The Steady Running of the Hour’s American protagonist, Tristan Campbell, learns he may be the sole heir of a Will written in Britain in the 1920s. It turns out Tristan’s family history may not be what he thought as he travels to Europe to unravel the mystery before his time runs out and the estate is donated to charity. During his journey of exploration, we learn about a forbidden affair, the lovers’ secret and the horrors of the trenches.
En route, Tristan makes two significant acquaintances who reappear throughout the book. The first, Pritchard, is the lawyer dealing with the case and the other, Mereille, a mysterious French girl he meets in a Parisian bar. Both are mildly irritating characters that pull Tristan in opposite directions. Pritchard is sure Tristan is following the wrong leads and Mereille thinks the whole thing is a waste of time. Their continual attempts to put him off track don’t ring true and left me feeling bewildered. I suppose Pritchard represents Tristan’s head (as opposed to his heart) and his relationship with Mereille heavily mirrors that of the doomed war-time lovers Tristan is trying to track down.

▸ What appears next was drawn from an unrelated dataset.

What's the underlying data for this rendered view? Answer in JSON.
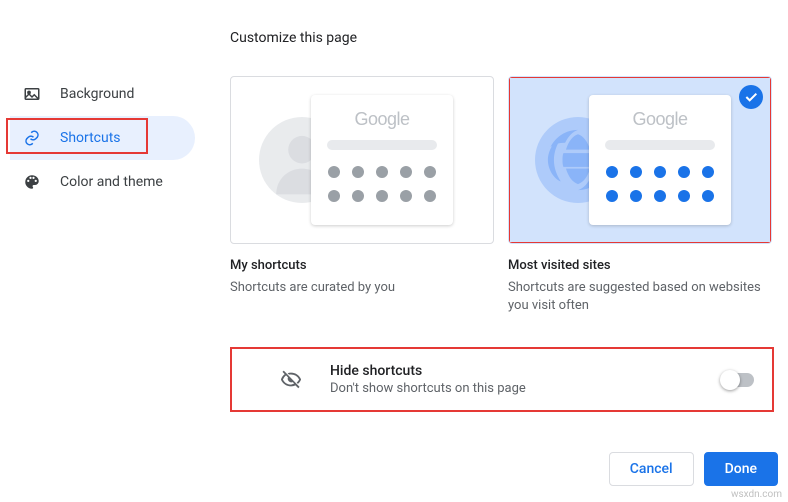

The Steady Running of the Hour is beautifully written in places and left me so choked up after chapters in the trenches that I had to simply sit and absorb the words before I could move on. The modern-day element is fast-paced and intriguing, and provides some relief from the gruesome war-time narrative. The latter part of the novel is full of surprising twists and turns, although I was left feeling somewhat dissatisfied at the end. As I said before, I like a good plot reveal but this book left me wanting.
I picked this book up because of the ‘treasure hunt’ theme and I was happy to see it handling the topic through the lens of devastating conflict and loss, a concept which reverberates throughout the book.
Posted by RJB
Catalogue link: The Steady Running of the Hour